“What? It only has one toilet?”
The house buyer turns away, shaking her head, “We must have 2 toilets at least.”
Yes, in Australia we all expect to have a couple of toilets per house, along with a few television screens. That’s become the norm. But it wasn’t always like that.
Let’s take a short walk into the past.
The Early Days with the Flush Toilet
The flush toilet has been with us for 421 years. It was designed by an Englishman Sir John Harrington. After building a trial model in his home he published his plans in 1596.
His design had a tank of water a floor above the WC. A valve was opened and this torrent of water came down and flushed through the toilet.
Houses did not have internal plumbing at this time. This meant that water had to be carried upstairs to fill the tank. Then once the flushing was done, the urine, faeces and water went into a holding tank.
And guess what? Some lucky servant had to clean it out regularly.
The next major advance for toilets came nearly 200 years later.
Alexander Cumming, a Scottish mechanic invented the S-bend in 1775. This clever design means that a plug of water sits in the pipes below the toilet, blocking the smells and toxic gases from coming up through the sewer. Phew, that’s a relief.
This s-bend is still in use today. We owe a lot to Alexander Cumming. Just think of the difference between a drop toilet in the bush and a flush toilet at home and you’ll know what I mean.
Who Invented the Dual Flush Toilet?
Like the famous Hills Hoist clothes line, the dual flush toilet was an Aussie invention.
It started because of a problem…
Australia has always been a dry continent and in 1979 the Eastern states of Australia suffered from major droughts. Water supplies and dams dried up. Livestock and native animals died in the severe heat waves. Water conservation became a hot topic. Sydney introduced water restrictions as the dam levels dropped.
Pouring litres of drinking water down the loo just didn’t make sense. Something had to change.
Then along came the dual flush toilet. It was designed by Bruce Thompson who was working at the Australian plumbing company Caroma in 1980.
Originally the toilet used 11 litres of water on full flush and 5.5 litres on a half-flush. Over time there have been many design improvements. The latest models use only 4.5 litres and 3 litres of water.
Now 35 years on, the dual flush toilet has become the norm in Australia. In fact the law states that all new toilets must be dual flush. And the Australian innovation has taken hold overseas.
Dual flush toilets are now exported to over 30 countries including Singapore, New Zealand and Israel. Many European nations concerned about unpredictable rainfall and water conservation are also introducing the Aussie loo.
Toilets for Everyone
Meanwhile, across the world, having a toilet is not something to take for granted.
Here’s what I mean…
More people have access to mobile phones than toilets. Bizarre, isn’t it?

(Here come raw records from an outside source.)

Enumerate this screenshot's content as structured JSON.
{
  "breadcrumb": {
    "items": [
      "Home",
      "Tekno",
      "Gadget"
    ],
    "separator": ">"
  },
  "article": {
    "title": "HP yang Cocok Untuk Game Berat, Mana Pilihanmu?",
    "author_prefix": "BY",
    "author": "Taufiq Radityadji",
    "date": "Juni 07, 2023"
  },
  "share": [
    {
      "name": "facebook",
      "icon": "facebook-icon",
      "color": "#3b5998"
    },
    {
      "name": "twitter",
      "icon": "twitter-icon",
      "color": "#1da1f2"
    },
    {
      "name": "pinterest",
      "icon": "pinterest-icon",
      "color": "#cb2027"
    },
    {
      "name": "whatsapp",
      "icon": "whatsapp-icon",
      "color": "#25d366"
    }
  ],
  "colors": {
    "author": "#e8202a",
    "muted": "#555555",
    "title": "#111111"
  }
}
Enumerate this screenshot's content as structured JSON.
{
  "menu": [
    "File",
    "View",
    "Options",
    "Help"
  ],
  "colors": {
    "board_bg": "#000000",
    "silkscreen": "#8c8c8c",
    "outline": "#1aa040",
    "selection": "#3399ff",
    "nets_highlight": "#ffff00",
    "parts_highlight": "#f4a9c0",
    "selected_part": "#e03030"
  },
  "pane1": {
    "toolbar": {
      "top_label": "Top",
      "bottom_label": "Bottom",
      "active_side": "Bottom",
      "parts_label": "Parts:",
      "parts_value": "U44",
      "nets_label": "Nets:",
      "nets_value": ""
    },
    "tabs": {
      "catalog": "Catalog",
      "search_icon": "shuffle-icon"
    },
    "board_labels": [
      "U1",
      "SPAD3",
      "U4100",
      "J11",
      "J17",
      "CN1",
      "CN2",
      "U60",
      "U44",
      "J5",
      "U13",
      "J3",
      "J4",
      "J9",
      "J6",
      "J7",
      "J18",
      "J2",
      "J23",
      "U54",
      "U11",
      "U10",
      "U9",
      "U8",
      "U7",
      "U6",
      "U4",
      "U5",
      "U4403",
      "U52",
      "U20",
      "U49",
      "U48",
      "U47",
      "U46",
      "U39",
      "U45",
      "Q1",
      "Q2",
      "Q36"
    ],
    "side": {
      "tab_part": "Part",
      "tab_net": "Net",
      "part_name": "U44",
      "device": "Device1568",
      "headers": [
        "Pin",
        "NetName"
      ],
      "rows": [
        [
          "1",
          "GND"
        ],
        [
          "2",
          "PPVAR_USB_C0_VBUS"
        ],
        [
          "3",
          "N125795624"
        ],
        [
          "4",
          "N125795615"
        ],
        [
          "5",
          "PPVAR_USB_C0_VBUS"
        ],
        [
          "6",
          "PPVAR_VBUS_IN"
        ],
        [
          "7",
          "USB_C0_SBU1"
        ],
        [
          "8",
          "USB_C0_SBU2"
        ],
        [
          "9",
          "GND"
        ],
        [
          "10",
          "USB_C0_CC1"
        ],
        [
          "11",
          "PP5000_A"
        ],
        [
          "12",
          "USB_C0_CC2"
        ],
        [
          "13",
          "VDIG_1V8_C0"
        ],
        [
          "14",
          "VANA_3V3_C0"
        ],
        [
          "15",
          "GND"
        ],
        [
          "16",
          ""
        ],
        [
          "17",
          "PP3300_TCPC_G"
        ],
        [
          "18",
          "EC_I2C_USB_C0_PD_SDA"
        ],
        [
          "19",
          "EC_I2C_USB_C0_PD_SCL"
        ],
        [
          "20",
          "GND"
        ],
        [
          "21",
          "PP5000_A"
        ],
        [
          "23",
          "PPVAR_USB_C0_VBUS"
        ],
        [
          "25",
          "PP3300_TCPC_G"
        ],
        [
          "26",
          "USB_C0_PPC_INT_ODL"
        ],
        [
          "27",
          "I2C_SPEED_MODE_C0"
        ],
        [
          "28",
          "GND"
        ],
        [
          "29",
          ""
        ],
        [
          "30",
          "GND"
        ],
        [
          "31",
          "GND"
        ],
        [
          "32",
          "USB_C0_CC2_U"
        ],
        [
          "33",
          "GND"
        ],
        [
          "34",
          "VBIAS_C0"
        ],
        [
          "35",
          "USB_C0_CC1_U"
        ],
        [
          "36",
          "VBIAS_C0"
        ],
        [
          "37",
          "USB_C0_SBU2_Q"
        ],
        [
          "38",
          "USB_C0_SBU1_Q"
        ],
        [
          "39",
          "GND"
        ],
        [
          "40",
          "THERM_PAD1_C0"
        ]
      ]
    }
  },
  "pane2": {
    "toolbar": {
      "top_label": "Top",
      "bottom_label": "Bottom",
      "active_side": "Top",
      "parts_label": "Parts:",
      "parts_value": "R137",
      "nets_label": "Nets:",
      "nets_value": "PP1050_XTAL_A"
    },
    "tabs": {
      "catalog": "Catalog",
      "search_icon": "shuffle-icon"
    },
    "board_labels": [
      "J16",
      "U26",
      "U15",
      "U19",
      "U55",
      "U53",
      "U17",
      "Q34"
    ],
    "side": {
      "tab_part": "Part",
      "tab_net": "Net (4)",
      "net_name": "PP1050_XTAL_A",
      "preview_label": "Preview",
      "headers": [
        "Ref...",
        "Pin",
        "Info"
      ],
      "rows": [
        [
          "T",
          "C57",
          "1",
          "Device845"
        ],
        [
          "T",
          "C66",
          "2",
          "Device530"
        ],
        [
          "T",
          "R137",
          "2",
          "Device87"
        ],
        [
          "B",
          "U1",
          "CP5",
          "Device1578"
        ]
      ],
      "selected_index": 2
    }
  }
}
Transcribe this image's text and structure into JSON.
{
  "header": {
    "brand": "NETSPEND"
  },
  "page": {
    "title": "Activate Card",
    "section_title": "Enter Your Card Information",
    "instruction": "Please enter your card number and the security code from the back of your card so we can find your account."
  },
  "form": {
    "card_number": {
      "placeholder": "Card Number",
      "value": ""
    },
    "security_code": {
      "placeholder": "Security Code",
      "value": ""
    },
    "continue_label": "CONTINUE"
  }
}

13% of the world’s population do not have toilets or even pit-type latrines. Instead these 946 million people must do their business behind trees and bushes and in other open areas (Source: World Health Organisation).
And, guess what?
Most of these people live in rural areas where there is no town sewerage system. It’s a familiar story – services are just better in the cities.
Across the world, diarrhoea disease is the second leading cause of death among children under 5. These deaths can be prevented if poor communities have clean water supplies and toilets.
In fact, the simple toilet is so important to world health and disease prevention that the United Nations started World Toilet Day in 2013. It’s a few months way yet, on 19th November. How will you celebrate?
Okay, that’s it for today. If you have any plumbing questions, please give me a call on 0404 030 796. I’m here to help.
Taps n Toilets
PS If you have a plumbing topic that you want me to cover, let me know.
Call 0404 030 796.
Email Jamie at firstname.lastname@example.org